Scam Alert: Woman gets fooled into reshipping scheme

Posted at 7:15 PM, May 25, 2015
and last updated 2015-05-25 19:15:29-04

Carla Workman went online, found a job site that looked reputable and sent an application.

She was offered a package management position paying up to $1,200 a month.

“Go to BestBuy and pick up an iPad. They had already purchased it or paid for it. I just needed to go pick it up. I was to print out the labels, mailing labels and was supposed to send it out,” explained Carla.

After the initial pick-up, packages just started coming to Carla`s home. Not what she expected, but again, it was easy.

“Everything was delivered by mail and then from there, I would take the packages, open them, inspect them, take the label off and put the new one on,” says Carla.

When she started sending packages to Russia, she became suspicious.

“Is this legitimate? What`s going on? When am I going to be paid for what I`ve done before?”

Her gut was right. A clerk at the post office told her she was likely caught in the middle of a re-shipping scheme.

“I felt used.
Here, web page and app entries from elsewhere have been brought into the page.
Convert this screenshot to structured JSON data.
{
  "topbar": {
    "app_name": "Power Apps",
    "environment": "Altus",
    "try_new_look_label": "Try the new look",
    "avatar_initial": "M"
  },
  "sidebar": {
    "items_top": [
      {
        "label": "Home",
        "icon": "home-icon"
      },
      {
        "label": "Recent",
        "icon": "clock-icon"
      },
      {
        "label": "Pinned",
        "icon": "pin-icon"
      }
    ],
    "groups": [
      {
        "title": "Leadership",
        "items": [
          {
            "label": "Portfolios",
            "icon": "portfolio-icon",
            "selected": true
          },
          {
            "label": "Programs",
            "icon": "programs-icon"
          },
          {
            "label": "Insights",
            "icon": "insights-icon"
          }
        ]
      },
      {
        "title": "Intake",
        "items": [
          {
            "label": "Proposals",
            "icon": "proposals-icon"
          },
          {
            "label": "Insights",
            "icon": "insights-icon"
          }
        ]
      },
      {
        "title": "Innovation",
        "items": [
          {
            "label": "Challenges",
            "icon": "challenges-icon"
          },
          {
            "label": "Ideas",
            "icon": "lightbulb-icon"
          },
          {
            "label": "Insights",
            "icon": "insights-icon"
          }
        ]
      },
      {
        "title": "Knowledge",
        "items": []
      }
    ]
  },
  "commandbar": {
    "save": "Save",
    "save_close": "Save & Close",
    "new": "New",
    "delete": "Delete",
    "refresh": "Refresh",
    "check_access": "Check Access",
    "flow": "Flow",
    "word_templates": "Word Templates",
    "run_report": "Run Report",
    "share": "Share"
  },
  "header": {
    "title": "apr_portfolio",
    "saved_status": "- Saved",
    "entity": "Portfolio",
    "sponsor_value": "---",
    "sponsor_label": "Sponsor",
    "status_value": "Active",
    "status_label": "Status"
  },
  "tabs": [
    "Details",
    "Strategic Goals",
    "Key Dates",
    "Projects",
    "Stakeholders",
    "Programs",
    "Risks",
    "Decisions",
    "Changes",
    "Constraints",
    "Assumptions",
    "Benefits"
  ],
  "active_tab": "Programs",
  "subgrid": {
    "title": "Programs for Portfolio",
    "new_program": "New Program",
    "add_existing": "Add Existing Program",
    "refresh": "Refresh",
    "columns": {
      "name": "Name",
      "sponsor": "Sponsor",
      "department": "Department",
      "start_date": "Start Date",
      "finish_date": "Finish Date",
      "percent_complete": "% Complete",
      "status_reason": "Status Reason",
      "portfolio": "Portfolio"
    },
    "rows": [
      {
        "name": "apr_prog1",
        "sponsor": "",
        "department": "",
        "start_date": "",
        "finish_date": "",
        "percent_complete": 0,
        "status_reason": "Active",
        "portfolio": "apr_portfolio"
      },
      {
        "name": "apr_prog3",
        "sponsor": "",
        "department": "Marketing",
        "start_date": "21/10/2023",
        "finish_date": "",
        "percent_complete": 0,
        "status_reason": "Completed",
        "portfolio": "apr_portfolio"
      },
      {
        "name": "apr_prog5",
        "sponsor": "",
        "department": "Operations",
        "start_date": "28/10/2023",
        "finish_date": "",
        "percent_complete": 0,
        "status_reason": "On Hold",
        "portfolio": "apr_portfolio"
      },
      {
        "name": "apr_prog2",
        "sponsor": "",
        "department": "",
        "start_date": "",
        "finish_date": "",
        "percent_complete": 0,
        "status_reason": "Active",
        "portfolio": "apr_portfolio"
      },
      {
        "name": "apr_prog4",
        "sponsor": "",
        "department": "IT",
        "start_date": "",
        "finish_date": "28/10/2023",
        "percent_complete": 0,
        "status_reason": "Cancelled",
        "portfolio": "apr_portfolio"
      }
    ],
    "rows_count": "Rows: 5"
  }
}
I trusted them and thought it was a legitimate business,” says Carla.

“What they are doing is they are purchasing items with stolen credit cards and having them sent to your house,” says Stephen Danson, a U.S. Postal Inspector.

As more and more people search for ways to earn some extra income, postal inspectors say the re-shipping scam is luring in an increasing number of unsuspecting victims.

“I have had victims who are excited about this kind of a job. They were excited it was something they can do, then they find out and their hopes are dashed,” says Danson.

Postal inspectors recommend you do a thorough background check on any company you plan to work for.

Check with the Better Business Bureau and the state`s attorney general where the business is based.